      • In order to use a superpage mapping, the guest OS must be able to determine physical contiguity of its page frames within a superpage block.  can be problematic with the “pseudo-physical” address mapping.
      • All page frames within a superpage block must have identical memory protection permissions.
        • The guest OS cannot modify them without notifying the VMM. Similarly, the GDT and LDT pages on the x86 architecture must be set read-only.
  • Virtual Memory Optimization -Superpage Mappings
    • In the Xen VMM, supporting superpages for guest Oses is simplified because of the use of the paravirtualization approach.

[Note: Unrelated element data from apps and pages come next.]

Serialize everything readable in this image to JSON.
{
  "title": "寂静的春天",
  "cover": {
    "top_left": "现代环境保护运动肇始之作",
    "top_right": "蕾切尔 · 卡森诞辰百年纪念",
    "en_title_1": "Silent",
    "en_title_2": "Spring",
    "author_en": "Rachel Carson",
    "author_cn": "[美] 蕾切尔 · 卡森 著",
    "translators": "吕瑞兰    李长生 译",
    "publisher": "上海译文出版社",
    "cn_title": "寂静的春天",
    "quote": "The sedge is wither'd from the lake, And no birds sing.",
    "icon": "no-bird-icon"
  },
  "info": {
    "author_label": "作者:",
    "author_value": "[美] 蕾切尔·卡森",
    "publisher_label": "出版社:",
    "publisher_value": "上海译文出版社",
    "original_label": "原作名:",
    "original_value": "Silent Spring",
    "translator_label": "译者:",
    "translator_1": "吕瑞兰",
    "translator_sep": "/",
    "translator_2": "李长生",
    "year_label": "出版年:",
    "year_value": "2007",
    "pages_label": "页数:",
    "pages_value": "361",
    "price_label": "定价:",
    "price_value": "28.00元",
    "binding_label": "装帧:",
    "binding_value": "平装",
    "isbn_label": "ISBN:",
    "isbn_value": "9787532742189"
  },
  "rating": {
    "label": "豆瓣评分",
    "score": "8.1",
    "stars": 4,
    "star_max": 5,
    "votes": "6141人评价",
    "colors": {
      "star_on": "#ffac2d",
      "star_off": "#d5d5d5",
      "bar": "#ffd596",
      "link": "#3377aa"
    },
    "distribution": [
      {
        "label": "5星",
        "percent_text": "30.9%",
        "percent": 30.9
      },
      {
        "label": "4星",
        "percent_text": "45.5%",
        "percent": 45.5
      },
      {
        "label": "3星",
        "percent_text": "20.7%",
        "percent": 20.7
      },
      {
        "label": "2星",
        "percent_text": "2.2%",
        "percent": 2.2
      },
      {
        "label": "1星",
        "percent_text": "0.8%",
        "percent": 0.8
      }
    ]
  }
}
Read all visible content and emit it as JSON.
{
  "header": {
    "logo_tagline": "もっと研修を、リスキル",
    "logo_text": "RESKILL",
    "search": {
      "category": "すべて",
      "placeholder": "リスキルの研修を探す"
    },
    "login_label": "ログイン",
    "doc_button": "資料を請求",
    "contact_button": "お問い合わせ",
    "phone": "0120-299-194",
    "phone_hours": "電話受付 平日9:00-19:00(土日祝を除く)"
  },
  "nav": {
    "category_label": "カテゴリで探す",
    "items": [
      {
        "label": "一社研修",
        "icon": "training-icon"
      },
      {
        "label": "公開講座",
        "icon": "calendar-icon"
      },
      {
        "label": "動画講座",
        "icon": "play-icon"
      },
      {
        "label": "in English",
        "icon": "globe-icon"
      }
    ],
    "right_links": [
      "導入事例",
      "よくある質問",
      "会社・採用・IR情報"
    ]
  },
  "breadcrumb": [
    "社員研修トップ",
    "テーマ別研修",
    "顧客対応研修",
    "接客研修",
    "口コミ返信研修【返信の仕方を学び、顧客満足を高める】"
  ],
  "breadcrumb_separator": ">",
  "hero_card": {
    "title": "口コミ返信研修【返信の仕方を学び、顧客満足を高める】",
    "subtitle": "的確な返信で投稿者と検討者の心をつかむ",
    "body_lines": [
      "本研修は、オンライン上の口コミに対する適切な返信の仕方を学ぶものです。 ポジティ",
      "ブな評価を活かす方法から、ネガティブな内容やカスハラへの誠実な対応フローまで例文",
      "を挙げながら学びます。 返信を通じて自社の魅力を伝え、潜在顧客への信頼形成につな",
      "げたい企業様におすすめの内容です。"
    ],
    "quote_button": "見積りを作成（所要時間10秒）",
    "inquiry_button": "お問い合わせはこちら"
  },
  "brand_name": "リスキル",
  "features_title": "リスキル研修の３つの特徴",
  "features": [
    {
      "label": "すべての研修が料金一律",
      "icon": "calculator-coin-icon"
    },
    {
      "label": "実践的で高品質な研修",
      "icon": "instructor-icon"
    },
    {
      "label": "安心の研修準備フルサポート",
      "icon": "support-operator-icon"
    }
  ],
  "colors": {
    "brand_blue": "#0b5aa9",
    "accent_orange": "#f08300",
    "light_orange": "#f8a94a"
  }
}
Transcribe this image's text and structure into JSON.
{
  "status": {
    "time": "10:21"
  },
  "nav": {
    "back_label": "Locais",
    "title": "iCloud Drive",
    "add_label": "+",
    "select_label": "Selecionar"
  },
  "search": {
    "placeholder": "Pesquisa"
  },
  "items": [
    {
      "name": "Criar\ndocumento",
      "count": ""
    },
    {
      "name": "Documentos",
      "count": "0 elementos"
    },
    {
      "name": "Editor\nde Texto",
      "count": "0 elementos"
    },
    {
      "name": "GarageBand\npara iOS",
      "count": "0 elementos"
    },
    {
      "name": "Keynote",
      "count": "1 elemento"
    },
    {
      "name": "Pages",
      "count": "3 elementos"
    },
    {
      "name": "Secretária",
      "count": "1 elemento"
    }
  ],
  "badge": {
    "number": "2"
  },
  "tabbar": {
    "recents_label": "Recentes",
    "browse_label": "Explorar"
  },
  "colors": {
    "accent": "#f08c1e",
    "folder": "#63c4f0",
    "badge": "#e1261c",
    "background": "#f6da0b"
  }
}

    • The Xen VMM provides the guest OS with a pseudo-physical to physical page translation table, which can be used by the guest OS to determine the physical contiguity of pages.
      • The VMM tries to allocate memory to the guest OS in chunks of superpage size, i.e., 4 MB.
      • The guest OS is modified so that it uses superpage mappings for a virtual address range only if it determines that the underlying set of physical pages is also contiguous.
  • Virtual Memory Optimization -Global Mappings
    • The support for global page table mappings in the processor allows certain page table entries to be marked ‘global’, which are then kept persistent in the TLB across TLB flushes (for example, on context switch).
      • Xen does not allow guest OSes to use global mappings since it needs to fully flush the TLB when switching between domains.
  • Virtual Memory Optimization -Global Mappings
    • On each domain switch, the VMM is modified to flush all TLB entries.  side-effects that the VMM’s global page mappings are also invalidated on a domain switch.
    • The use of global page mappings potentially improves the TLB performance in the absence of domain switches.
  • Evaluation
    • Two micro-benchmarks
      • A transmit and a receive benchmark, to evaluate the networking performance of guest and driver domains.
      • It is similar to the netperf TCP streaming benchmark.
      • The benchmark is modified to use the zero-copy sendfile system call for transmit operations.
    • Server
      • Dell PowerEdge 1600 SC, 2.4 GHz Intel Xeon machine.
      • This machine has four Intel Pro-1000 Gigabit NICs.
    • Clients
      • Intel Xeon with Intel Pro-1000 Gigabit NIC per machine.
      • All the NICs have support for TSO, scatter/gather I/O and checksum offload.
    • OS
      • Linux 2.6.11
      • Xen-2
  • Evaluation -Transmit Throughput CPU Utilization : 40%, 46% and 43%.
  • Evaluation -Receive Throughput
  • Evaluation -High-level Interface 4 times 2.1 times 1.9 times
  • Evaluation -I/O Channel Optimization The I/O channel optimization reduces the execution overhead incurred in the Xen VMM by 38%. 38%
  • Evaluation -Super Page & Global Mapping
    • The use of superpages alone is sufficient to bring down the data TLB misses by a factor of 3.8.
    • The use of global mappings does not have a significant impact on data TLB misses since frequent switches between the guest and driver domain cancel out any benefits of using global pages.
  • Conclusion
    • This paper presented a number of optimizations to the Xen network virtualization architecture.
    • The optimizations improve the transmit throughput of guest domains by a factor of 4.4, and the receive throughput in the driver domain by 35%.
    • The receive performance of guest domains remains a significant bottleneck which remains to be solved.
    • Any questions?